Katherine Coyner

Katherine Coyner, MD
Assistant Professor
UT Southwestern Medical Center

Dr. Katherine Coyner, is an assistant professor at UT Southwestern Medical Center.

Dr. Coyner completed a fellowship in sports medicine at Duke University Medical Center in Durham, North Carolina. While at Duke she was a team physician for the Duke University Men’s & Women’s basketball teams, Football team, women’s soccer, and the North Carolina Central University football team. She graduated from Northeastern Ohio University College of Medicine in Rootstown, Ohio and completed a residency in orthopaedic surgery at William Beaumont Hospital in Royal Oak, Michigan.

As a lifelong athlete herself, Dr. Coyner has no trouble relating to injured players. She was co-captain of her college basketball team at the University of Massachusetts, where she set scoring and assist records. It was the pressure and team spirit of sports that prepared her to be a great surgeon, she says, and she loves getting athletes back onto the field. “It’s instant gratification,” she says, “to experience them doing well and returning to their level of play.”

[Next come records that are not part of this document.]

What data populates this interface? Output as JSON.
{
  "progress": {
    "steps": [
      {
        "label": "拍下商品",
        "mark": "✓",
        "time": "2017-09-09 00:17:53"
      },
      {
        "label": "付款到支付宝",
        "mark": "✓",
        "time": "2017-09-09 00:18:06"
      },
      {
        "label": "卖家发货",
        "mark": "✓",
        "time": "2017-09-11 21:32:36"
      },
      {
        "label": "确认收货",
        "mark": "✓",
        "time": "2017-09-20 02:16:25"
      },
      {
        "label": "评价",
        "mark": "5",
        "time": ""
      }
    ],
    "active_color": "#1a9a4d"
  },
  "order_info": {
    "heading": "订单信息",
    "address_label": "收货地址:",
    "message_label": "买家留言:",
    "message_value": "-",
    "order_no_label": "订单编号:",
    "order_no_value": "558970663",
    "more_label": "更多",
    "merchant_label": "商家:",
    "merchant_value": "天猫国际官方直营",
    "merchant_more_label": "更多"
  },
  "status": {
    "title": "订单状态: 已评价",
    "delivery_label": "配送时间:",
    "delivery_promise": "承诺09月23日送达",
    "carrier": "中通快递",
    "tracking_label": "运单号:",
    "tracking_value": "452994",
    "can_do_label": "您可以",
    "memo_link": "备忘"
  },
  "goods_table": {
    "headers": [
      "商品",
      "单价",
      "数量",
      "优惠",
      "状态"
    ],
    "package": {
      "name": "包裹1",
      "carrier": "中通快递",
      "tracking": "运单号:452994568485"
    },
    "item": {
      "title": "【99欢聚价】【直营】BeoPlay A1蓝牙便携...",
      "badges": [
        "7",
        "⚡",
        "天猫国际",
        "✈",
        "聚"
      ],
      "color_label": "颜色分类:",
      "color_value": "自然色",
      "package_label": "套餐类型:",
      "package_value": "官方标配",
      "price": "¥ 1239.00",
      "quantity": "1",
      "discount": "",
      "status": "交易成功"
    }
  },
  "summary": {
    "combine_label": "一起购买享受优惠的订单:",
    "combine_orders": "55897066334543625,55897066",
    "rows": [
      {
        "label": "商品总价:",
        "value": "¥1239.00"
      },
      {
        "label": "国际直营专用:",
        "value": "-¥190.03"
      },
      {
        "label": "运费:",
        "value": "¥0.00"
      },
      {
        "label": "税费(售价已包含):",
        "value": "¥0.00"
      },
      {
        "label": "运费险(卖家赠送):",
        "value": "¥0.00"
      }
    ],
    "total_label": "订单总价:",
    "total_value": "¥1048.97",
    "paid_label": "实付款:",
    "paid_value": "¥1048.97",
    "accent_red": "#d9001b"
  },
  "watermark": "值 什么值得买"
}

One of the most common injuries Dr. Coyner sees is ACL (anterior cruciate ligament) tears. ACL injuries are nearly eight times more common in female athletes than in their male counterparts. Key reasons include the female anatomy, physiology, and biomechanics. Women are more quadriceps-dominant, so that’s already providing an anterior shear force, and that’s what the ACL resists doing. Men are more hamstring-dominant. This difference also affects how women jump and land. Men usually land more with bent knees, which act as shock absorbers, while women land more straight up and in a knock-kneed position, which puts the ACL at risk.

Fortunately, says Dr. Coyner, athletes can learn safer ways to exercise and jump that reduce their risk of ACL injury.

For patients who need reconstructive ACL surgery, she uses a minimally invasive approach and places the ACL reconstruction in the anatomic location. This technique cuts down on post-operative pain and restores the knee’s function better than older methods.

Dr. Coyner is a board-certified orthopaedic surgeon. She is a member of the American Orthopaedic Society for Sports Medicine and the American Orthopaedic Association’s Emerging Leaders Program. Dr. Coyner is one of three sports-medicine orthopaedic surgeons at UT Southwestern Medical Center’s Sports Medicine, Knee, and Shoulder Program. The group’s team approach and its location at UTSW mean great care for injured athletes, including those with medical problems like sickle-cell disease or heart disease.

In 1970, only eight percent of doctors were women. Today, it’s 30 percent. Despite this surge, there are still stereotypes about which fields of medicine women should enter and how much they should work if they have families. In the United States, fewer than 5 percent of orthopaedic surgeons are women. Dr. Coyner is one of them. And in the Dallas metropolitan area, she’s one of only a few female sports medicine physicians. It isn’t unusual to see a female surgeon like Dr. Coyner, but what is unusual is her specialty. “Orthopedics has traditionally been an old boy’s club,” she said. “It is a little more physical in nature,” Dr. Coyner explained. “We use hammers, saws, and drills.”

Dr. Coyner currently mentors female residents and is heavily involved in The Perry Initiative, a young women’s mentoring program that helps expose them to the field of orthopedics. “She cares a lot about teaching residents,” according to Jessica Wingfield, Orthopedic Surgical Resident, UT Southwestern Medical Center. “Early exposure and then continuing mentoring to show them that there are role models out there,” Dr. Coyner explained.

In 2010, Dr. Coyner was selected to Feagin Leadership Program which was created to honor John A. Feagin, Jr., MD., Duke University Emeritus Professor of Orthopaedic Surgery.